● **Supplied data**
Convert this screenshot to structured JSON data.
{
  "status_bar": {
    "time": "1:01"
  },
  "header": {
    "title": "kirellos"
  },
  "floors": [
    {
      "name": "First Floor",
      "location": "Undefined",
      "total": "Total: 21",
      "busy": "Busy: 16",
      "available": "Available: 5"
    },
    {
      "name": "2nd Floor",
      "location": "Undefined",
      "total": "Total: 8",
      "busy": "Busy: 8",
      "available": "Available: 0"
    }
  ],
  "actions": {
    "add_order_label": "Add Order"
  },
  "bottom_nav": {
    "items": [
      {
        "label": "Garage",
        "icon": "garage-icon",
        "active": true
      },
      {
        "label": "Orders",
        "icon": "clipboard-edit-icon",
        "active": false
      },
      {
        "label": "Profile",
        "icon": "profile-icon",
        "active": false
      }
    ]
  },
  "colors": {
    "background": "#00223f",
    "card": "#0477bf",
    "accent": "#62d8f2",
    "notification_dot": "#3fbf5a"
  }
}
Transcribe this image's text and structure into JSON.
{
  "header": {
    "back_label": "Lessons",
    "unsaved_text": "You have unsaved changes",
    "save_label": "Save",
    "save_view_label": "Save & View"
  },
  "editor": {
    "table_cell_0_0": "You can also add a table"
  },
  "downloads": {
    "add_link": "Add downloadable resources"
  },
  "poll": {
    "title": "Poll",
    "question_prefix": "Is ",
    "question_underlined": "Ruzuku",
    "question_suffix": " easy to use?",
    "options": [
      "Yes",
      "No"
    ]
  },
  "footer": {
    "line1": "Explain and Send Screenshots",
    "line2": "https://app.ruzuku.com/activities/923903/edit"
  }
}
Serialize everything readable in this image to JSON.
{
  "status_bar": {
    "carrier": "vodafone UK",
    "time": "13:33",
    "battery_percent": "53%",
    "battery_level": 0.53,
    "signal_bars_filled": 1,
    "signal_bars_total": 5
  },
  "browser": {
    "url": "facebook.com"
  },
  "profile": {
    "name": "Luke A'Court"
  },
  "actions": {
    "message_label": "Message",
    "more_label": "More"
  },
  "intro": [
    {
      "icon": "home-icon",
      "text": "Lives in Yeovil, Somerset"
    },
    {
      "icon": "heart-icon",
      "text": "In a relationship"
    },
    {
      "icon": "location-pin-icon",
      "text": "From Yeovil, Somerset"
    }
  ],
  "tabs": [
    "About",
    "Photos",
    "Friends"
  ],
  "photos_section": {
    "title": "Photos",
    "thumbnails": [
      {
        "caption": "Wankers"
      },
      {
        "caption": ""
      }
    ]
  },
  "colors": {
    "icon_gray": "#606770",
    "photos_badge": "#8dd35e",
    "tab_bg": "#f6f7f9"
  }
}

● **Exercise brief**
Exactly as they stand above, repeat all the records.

● **Task answer**
Convert this screenshot to structured JSON data.
{
  "status_bar": {
    "time": "1:01"
  },
  "header": {
    "title": "kirellos"
  },
  "floors": [
    {
      "name": "First Floor",
      "location": "Undefined",
      "total": "Total: 21",
      "busy": "Busy: 16",
      "available": "Available: 5"
    },
    {
      "name": "2nd Floor",
      "location": "Undefined",
      "total": "Total: 8",
      "busy": "Busy: 8",
      "available": "Available: 0"
    }
  ],
  "actions": {
    "add_order_label": "Add Order"
  },
  "bottom_nav": {
    "items": [
      {
        "label": "Garage",
        "icon": "garage-icon",
        "active": true
      },
      {
        "label": "Orders",
        "icon": "clipboard-edit-icon",
        "active": false
      },
      {
        "label": "Profile",
        "icon": "profile-icon",
        "active": false
      }
    ]
  },
  "colors": {
    "background": "#00223f",
    "card": "#0477bf",
    "accent": "#62d8f2",
    "notification_dot": "#3fbf5a"
  }
}
Transcribe this image's text and structure into JSON.
{
  "header": {
    "back_label": "Lessons",
    "unsaved_text": "You have unsaved changes",
    "save_label": "Save",
    "save_view_label": "Save & View"
  },
  "editor": {
    "table_cell_0_0": "You can also add a table"
  },
  "downloads": {
    "add_link": "Add downloadable resources"
  },
  "poll": {
    "title": "Poll",
    "question_prefix": "Is ",
    "question_underlined": "Ruzuku",
    "question_suffix": " easy to use?",
    "options": [
      "Yes",
      "No"
    ]
  },
  "footer": {
    "line1": "Explain and Send Screenshots",
    "line2": "https://app.ruzuku.com/activities/923903/edit"
  }
}
Serialize everything readable in this image to JSON.
{
  "status_bar": {
    "carrier": "vodafone UK",
    "time": "13:33",
    "battery_percent": "53%",
    "battery_level": 0.53,
    "signal_bars_filled": 1,
    "signal_bars_total": 5
  },
  "browser": {
    "url": "facebook.com"
  },
  "profile": {
    "name": "Luke A'Court"
  },
  "actions": {
    "message_label": "Message",
    "more_label": "More"
  },
  "intro": [
    {
      "icon": "home-icon",
      "text": "Lives in Yeovil, Somerset"
    },
    {
      "icon": "heart-icon",
      "text": "In a relationship"
    },
    {
      "icon": "location-pin-icon",
      "text": "From Yeovil, Somerset"
    }
  ],
  "tabs": [
    "About",
    "Photos",
    "Friends"
  ],
  "photos_section": {
    "title": "Photos",
    "thumbnails": [
      {
        "caption": "Wankers"
      },
      {
        "caption": ""
      }
    ]
  },
  "colors": {
    "icon_gray": "#606770",
    "photos_badge": "#8dd35e",
    "tab_bg": "#f6f7f9"
  }
}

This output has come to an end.